The Good Thief is a great, shocking adventure that's written like a fairy tale, and is as unsettling as any stories from the brothers Grimm. Hannah Tinti's style is smooth and light, deceptively so: the reader is drawn into her unsettling world and can't stop reading.
Ren is an orphan in Colonial New England. He has, mysteriously, only one hand, as the other has been taken off and the wound stitched carefully. He knows his name by the cloth that was with him when he was pushed through the monks' gate at the monastery, a bit of cloth that had embroidered on it three letters: R E N.
In his twelfth year, a stranger, Benjamin Nab, comes to the monastery looking for his brother, and when he finds Ren, with his one hand, the stranger tells the monks a fantastic story about Indian kidnappings and Ren's doomed mother chopping off his hand to keep him from being taken. The monks send the boy away with Nab, who soon reveals that he is a liar and a grave robber.
The characters and city settings of this fascinating tale are very much, as others have said, in the style of Dickens, as is the moral dilemma of Ren, the good boy who must become a thief to survive.

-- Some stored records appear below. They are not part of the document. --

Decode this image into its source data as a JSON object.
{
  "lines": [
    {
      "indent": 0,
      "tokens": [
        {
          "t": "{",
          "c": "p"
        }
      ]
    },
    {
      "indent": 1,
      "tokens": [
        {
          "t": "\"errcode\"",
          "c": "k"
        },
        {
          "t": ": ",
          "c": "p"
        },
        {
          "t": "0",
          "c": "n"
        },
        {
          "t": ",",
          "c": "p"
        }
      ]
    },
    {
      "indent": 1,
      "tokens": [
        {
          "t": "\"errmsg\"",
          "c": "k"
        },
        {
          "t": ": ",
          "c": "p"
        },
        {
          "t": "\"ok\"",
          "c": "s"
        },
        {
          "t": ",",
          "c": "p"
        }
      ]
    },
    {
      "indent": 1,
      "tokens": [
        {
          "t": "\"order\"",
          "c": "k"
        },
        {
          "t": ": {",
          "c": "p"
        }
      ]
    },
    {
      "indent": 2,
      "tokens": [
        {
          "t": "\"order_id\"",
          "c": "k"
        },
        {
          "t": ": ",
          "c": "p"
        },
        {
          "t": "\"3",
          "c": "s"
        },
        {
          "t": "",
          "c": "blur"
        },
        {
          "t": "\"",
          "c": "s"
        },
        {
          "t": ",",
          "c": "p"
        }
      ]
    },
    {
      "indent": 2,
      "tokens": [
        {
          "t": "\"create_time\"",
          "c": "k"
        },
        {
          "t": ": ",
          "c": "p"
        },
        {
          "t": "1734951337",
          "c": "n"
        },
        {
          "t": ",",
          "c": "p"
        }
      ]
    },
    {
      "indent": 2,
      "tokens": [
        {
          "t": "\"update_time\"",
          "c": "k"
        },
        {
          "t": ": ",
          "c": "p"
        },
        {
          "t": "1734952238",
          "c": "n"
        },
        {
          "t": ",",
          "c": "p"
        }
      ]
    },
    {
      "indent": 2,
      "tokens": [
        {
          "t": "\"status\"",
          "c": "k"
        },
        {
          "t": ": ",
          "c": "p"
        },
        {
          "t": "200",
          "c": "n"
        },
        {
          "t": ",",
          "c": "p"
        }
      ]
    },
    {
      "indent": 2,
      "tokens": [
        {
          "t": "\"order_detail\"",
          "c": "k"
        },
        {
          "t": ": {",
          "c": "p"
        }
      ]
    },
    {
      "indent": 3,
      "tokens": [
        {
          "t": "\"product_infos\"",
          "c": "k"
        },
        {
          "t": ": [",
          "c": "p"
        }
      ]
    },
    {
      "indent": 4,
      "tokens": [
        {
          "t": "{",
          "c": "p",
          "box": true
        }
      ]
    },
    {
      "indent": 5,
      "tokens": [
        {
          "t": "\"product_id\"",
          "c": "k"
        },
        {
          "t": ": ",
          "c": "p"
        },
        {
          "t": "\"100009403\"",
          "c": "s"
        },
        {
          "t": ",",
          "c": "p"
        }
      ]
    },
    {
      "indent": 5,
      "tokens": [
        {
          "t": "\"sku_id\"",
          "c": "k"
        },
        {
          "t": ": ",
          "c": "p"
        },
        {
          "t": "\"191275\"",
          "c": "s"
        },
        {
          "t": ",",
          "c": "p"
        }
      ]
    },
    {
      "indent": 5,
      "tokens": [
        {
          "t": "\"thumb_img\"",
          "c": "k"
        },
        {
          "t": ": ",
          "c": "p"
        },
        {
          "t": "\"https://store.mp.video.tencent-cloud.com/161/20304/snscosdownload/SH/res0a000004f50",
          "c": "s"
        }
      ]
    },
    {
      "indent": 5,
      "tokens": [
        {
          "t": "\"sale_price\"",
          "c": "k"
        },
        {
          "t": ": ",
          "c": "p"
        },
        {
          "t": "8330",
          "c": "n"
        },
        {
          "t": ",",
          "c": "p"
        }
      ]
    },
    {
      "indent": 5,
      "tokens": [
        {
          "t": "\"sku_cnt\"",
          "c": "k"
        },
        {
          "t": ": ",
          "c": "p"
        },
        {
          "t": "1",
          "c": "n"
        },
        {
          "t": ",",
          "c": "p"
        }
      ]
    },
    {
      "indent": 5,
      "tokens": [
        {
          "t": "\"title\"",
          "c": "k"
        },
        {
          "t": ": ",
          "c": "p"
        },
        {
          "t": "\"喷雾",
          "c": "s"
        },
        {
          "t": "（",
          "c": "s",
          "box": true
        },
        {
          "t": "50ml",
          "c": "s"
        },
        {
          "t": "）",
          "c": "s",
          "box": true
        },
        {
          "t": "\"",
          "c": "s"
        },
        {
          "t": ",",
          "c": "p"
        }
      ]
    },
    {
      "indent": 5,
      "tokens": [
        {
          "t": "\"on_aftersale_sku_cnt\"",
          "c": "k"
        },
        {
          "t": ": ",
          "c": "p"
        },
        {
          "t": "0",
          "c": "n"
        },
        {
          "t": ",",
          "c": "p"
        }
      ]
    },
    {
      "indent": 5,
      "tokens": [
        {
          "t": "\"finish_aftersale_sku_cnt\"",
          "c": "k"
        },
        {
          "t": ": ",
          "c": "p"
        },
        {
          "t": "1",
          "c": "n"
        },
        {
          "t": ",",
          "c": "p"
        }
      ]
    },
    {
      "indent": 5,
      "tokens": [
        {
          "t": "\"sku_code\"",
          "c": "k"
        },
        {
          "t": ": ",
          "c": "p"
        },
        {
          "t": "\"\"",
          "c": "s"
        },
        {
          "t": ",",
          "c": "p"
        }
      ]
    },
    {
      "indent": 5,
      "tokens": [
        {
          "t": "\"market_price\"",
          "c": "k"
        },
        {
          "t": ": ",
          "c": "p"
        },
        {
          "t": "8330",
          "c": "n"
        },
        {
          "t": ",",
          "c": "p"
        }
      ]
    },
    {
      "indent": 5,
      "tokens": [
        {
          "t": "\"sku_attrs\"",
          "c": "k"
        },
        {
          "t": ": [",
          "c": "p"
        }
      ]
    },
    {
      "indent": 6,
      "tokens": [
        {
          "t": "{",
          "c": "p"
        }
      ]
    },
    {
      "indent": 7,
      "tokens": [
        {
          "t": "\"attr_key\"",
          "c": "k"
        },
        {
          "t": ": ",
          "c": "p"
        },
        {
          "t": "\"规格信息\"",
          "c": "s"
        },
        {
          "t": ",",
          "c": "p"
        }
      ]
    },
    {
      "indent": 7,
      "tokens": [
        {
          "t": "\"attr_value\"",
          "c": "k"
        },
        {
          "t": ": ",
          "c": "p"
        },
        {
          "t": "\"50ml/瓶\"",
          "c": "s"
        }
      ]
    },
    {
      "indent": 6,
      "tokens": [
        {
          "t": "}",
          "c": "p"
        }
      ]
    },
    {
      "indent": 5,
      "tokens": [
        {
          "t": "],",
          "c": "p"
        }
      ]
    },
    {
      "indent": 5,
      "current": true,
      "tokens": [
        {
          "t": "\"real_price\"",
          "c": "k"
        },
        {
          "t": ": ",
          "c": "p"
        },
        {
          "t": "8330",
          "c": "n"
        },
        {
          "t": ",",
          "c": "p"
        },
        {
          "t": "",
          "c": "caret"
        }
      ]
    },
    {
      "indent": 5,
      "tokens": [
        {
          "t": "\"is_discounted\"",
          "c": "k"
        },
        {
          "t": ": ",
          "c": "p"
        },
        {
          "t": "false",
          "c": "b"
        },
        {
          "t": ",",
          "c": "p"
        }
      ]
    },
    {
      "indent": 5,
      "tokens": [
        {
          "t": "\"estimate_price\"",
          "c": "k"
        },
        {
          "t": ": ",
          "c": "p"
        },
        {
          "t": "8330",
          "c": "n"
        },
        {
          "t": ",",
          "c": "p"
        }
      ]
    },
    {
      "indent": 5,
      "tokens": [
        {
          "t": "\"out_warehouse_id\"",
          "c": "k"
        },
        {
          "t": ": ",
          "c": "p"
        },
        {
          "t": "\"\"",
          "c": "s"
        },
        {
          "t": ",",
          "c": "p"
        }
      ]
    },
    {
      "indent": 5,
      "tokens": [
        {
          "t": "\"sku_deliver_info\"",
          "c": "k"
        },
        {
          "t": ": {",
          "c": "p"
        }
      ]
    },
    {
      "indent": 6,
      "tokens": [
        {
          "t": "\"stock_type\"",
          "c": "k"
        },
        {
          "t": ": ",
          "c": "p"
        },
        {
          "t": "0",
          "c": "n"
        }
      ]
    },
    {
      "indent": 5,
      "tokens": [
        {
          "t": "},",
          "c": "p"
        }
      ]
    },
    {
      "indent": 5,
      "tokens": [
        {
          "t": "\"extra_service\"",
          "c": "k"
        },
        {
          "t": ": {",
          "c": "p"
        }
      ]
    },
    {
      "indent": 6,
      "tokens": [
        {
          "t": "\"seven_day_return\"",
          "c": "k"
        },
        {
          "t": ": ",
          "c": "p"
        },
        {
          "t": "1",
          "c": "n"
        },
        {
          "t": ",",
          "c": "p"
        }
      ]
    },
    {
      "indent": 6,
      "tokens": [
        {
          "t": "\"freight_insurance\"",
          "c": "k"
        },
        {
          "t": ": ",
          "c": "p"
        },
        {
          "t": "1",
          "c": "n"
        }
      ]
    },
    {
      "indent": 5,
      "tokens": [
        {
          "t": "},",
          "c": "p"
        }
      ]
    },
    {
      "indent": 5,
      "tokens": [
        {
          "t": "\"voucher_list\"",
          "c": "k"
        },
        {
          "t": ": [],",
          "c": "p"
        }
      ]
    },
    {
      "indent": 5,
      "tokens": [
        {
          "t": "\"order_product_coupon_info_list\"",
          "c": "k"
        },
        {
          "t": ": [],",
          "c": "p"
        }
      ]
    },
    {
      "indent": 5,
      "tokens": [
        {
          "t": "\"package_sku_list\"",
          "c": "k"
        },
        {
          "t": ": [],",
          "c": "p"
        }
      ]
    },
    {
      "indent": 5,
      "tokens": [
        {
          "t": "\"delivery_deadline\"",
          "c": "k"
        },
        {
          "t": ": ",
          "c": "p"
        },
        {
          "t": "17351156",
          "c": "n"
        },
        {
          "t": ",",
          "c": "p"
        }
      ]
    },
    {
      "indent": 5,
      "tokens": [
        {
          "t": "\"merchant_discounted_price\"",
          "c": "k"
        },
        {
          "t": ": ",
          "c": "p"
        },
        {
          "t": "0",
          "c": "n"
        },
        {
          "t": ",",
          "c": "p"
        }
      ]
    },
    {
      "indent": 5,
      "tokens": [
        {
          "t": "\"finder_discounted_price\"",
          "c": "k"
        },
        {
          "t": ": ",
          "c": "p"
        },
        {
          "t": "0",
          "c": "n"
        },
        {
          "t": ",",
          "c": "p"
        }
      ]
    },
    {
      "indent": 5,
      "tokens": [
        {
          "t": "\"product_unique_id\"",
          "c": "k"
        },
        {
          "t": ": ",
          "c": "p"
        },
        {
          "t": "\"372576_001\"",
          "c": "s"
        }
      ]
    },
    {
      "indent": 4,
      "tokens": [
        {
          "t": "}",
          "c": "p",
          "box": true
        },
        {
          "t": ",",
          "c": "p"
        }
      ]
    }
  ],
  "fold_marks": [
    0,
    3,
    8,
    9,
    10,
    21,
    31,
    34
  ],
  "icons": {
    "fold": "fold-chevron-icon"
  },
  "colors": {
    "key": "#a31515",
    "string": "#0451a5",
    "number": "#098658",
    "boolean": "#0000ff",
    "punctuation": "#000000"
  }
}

Ren must also endure many horrors, and meet many wonderful and loathesome characters, from a chimney climbing dwarf to the deaf and loving Mrs. Sand, to the dentists who buy dead people's teeth--what amazing adventures he will have before the satisfying ending.
The Good Thief is a fine and vivid three-hundred page fairy tale that's considered young adult reading--I suppose young people, now used to vampire love and lust, will find grave-robbing light reading. I think it's a great, bloody, robust book for grownups, too.